For me, throughout middle school and most of high school, you pretty much didn't fit in if you weren't wearing something from Abercrombie & Fitch or American Eagle. The same seemed to be true all over the country, with Aeropostale cornering the East Coast market.

However, according to a report in Reuters, the "three A's" as they've been called aren't doing so hot anymore. American Eagle reported its lowest shares in a year and a half and its gross margin fell 3.6 percentage points; Aeropostale's comparable sales fell 15 percent last quarter; and profit estimates for Abercrombie are low as well.

According to analysts, they're simply falling out of style. "The teen retailers seem to be not in style or in vogue at this point in time for their target consumers," said Bryan Keane, portfolio manager of the Alpine Global Consumer Growth Fund. "That usually does not turn around quickly."

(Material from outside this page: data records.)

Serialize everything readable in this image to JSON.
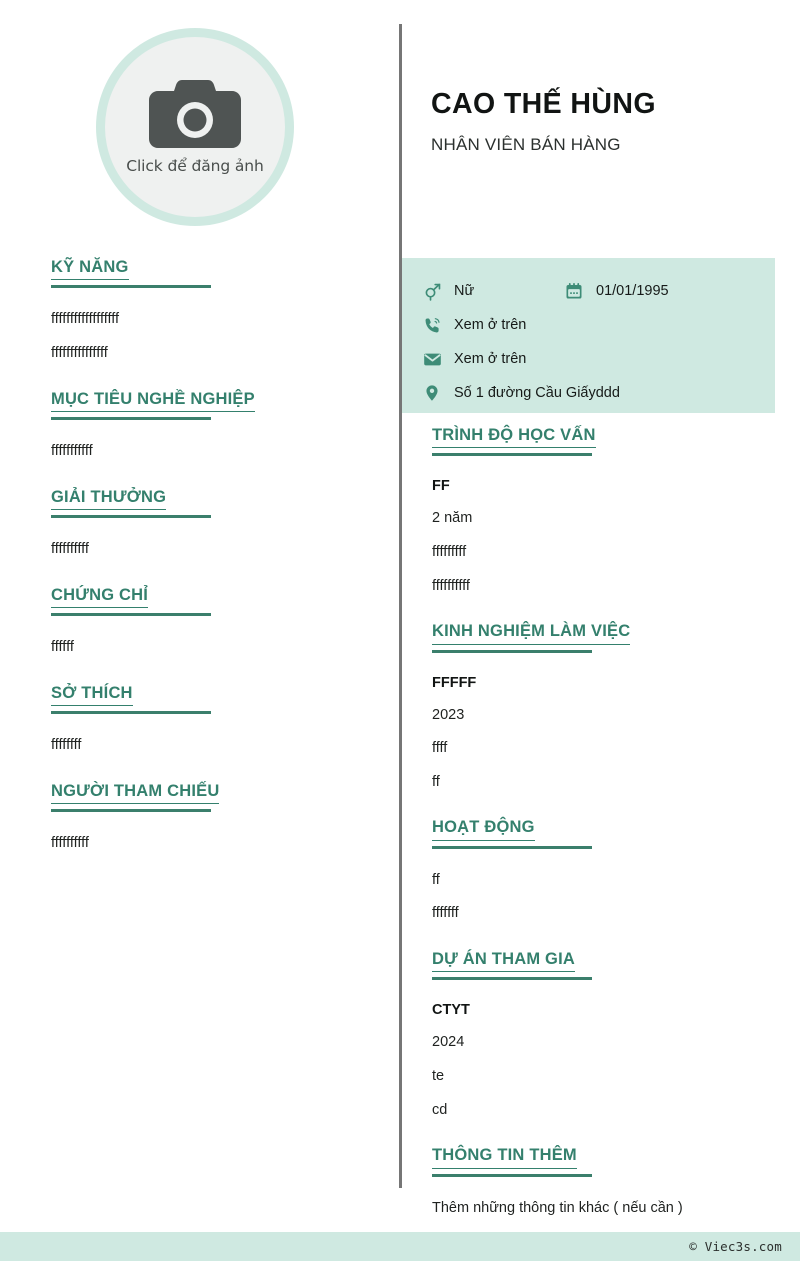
{
  "colors": {
    "accent": "#34806d",
    "accent_rule": "#3b7f6c",
    "mint": "#cfe9e1",
    "photo_bg": "#eff1f0",
    "divider": "#767676",
    "text": "#1f2220"
  },
  "photo": {
    "label": "Click để đăng ảnh",
    "icon": "camera-icon"
  },
  "header": {
    "name": "CAO THẾ HÙNG",
    "role": "NHÂN VIÊN BÁN HÀNG"
  },
  "contact": {
    "gender": {
      "icon": "gender-icon",
      "value": "Nữ"
    },
    "birthday": {
      "icon": "calendar-icon",
      "value": "01/01/1995"
    },
    "phone": {
      "icon": "phone-icon",
      "value": "Xem ở trên"
    },
    "email": {
      "icon": "mail-icon",
      "value": "Xem ở trên"
    },
    "address": {
      "icon": "location-pin-icon",
      "value": "Số 1 đường Cầu Giấyddd"
    }
  },
  "left_sections": [
    {
      "heading": "KỸ NĂNG",
      "lines": [
        "ffffffffffffffffff",
        "fffffffffffffff"
      ]
    },
    {
      "heading": "MỤC TIÊU NGHỀ NGHIỆP",
      "lines": [
        "fffffffffff"
      ]
    },
    {
      "heading": "GIẢI THƯỞNG",
      "lines": [
        "ffffffffff"
      ]
    },
    {
      "heading": "CHỨNG CHỈ",
      "lines": [
        "ffffff"
      ]
    },
    {
      "heading": "SỞ THÍCH",
      "lines": [
        "ffffffff"
      ]
    },
    {
      "heading": "NGƯỜI THAM CHIẾU",
      "lines": [
        "ffffffffff"
      ]
    }
  ],
  "right_sections": [
    {
      "heading": "TRÌNH ĐỘ HỌC VẤN",
      "entry_title": "FF",
      "lines": [
        "2 năm",
        "fffffffff",
        "ffffffffff"
      ]
    },
    {
      "heading": "KINH NGHIỆM LÀM VIỆC",
      "entry_title": "FFFFF",
      "lines": [
        "2023",
        "ffff",
        "ff"
      ]
    },
    {
      "heading": "HOẠT ĐỘNG",
      "entry_title": "",
      "lines": [
        "ff",
        "fffffff"
      ]
    },
    {
      "heading": "DỰ ÁN THAM GIA",
      "entry_title": "CTYT",
      "lines": [
        "2024",
        "te",
        "cd"
      ]
    },
    {
      "heading": "THÔNG TIN THÊM",
      "entry_title": "",
      "lines": [
        "Thêm những thông tin khác ( nếu cần )"
      ]
    }
  ],
  "footer": {
    "text": "© Viec3s.com"
  }
}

Especially when teens now have so many alternatives, with rapidly expanding fast fashion chains like Forever 21, H&M, and Zara competing for their (or, more likely, their parents') limited disposable income. Fast fashion retailers were once only available in big cities, but they're popping up in more malls every week. H&M even has e-commerce now. They're also quicker to pick up new trends, have a faster inventory turnaround, and are often more affordable than the "three A's." If my mall had an H&M or a Zara when I was younger, I wouldn't have so much as glanced at those overpriced, smelly, loud, and very, very white purveyors of prep.

It's unlikely that the competition is going to get any less stiff. Even Gap is doing better again. And Uniqlo, with its ambitious U.S. expansion plans and innovative fabrics, will also likely begin eating away at the "three As'" market share.

Not to mention, Abercrombie hasn't exactly been getting great press lately. (Though, to be fair, neither have the manufacturing practices of some of their new competitors.)

Reuters also points to statistics saying teens are now more likely to spend their money on electronics than clothes. It's not something I can relate to, but, hey, these are kids who were born after the Internet.